At a recent meet-up, I led an activity inspired by a workshop with Thomas E. Kennedy in which each person tears up other peoples’ writings then makes a list of words that pop out at them from these torn pieces of paper (we used the leftover copies from my latest ESL class, which included fiction, creative nonfiction, journalism, and grammar IMG_4344worksheets). The writers then use this list to write something (anything) in a set amount of time (our time limit was flexible as we were also trying to keep our babies alive). From my understanding of the original workshop, the idea is to push yourself outside of your typical boundaries as a writer, to engage with English in a new way, and to use a process you would normally never consider. It can be quite inspiring and also revealing; I think this type of exercise shows us parts of ourselves we may not encounter through our regular writing. As a novelist, it also felt really good to sit down for 20 minutes and come out with a product. I’m the first to confess that I don’t understand flash fiction, but I felt okay enough with the way mine turned out that thought I’d share (plus, I needed a good excuse to post these adorable photos).

Sundress Publications’ Best of the Net Awards

sundress pubI am incredibly excited to announce that my short story, The Roof (appearing in Serving House Journal’s Fall 2013 issue), has been nominated for Sundress Publications’ Best of the Net Awards!  Winners will be announced in October, but no matter the results, I’m incredibly excited and honored.  Many thanks to Clare McQueen of Serving House Journal for nominating me.  Click here to browse last year’s Best of the Net anthology, and stay tuned for this year’s winners!

Sundress Publications’ logo pictured above.

“The Roof” to Appear in Serving House Journal

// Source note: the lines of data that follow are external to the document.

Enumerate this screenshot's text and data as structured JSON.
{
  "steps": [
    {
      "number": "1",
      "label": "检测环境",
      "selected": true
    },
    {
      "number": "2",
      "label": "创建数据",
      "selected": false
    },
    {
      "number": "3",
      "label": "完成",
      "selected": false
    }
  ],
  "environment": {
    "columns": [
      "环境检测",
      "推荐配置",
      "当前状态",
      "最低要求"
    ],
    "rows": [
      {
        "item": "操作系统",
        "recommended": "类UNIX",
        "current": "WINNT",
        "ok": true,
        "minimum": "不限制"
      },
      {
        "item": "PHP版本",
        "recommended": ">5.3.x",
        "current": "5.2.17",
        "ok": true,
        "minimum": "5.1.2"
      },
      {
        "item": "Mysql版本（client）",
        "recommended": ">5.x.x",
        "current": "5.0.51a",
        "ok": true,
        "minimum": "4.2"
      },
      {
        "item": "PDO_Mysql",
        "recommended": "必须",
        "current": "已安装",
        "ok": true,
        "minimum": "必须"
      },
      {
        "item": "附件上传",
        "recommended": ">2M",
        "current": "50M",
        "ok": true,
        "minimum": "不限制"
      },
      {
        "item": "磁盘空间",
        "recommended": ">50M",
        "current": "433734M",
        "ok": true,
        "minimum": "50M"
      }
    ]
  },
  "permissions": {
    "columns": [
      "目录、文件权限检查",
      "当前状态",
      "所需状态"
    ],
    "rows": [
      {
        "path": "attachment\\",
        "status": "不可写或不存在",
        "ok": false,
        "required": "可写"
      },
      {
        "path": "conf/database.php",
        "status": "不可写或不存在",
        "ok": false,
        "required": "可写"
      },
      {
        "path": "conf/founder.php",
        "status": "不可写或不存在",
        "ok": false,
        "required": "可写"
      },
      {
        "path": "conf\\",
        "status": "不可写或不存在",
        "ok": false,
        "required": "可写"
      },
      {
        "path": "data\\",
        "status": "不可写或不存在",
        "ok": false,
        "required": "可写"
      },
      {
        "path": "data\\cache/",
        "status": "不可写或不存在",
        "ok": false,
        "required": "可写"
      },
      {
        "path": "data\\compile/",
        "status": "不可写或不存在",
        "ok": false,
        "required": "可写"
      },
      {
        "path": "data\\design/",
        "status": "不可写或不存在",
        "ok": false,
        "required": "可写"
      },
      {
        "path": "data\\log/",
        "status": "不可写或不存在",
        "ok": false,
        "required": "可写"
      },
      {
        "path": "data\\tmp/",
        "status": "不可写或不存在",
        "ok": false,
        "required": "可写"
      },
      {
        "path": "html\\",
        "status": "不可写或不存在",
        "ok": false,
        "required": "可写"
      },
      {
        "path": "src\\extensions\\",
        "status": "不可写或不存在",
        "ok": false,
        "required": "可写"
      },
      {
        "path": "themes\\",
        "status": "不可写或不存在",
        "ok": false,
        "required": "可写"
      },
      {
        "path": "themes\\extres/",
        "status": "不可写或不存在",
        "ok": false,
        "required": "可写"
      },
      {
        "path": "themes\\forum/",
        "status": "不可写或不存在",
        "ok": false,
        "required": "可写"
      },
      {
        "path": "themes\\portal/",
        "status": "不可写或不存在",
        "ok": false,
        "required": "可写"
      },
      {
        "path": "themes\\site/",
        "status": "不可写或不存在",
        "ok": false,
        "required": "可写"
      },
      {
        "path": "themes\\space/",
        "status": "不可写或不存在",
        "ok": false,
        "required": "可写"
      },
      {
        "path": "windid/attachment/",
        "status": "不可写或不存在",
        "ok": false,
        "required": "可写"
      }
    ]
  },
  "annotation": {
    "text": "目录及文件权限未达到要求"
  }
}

servinghousejournalI am very excited to announce that my short story, The Roof, will appear in Serving House Journal’s fall issue.  This is a very exciting step for me, as my previous publications have been either creative nonfiction or journalism.  I’m very eager to hear your thoughts!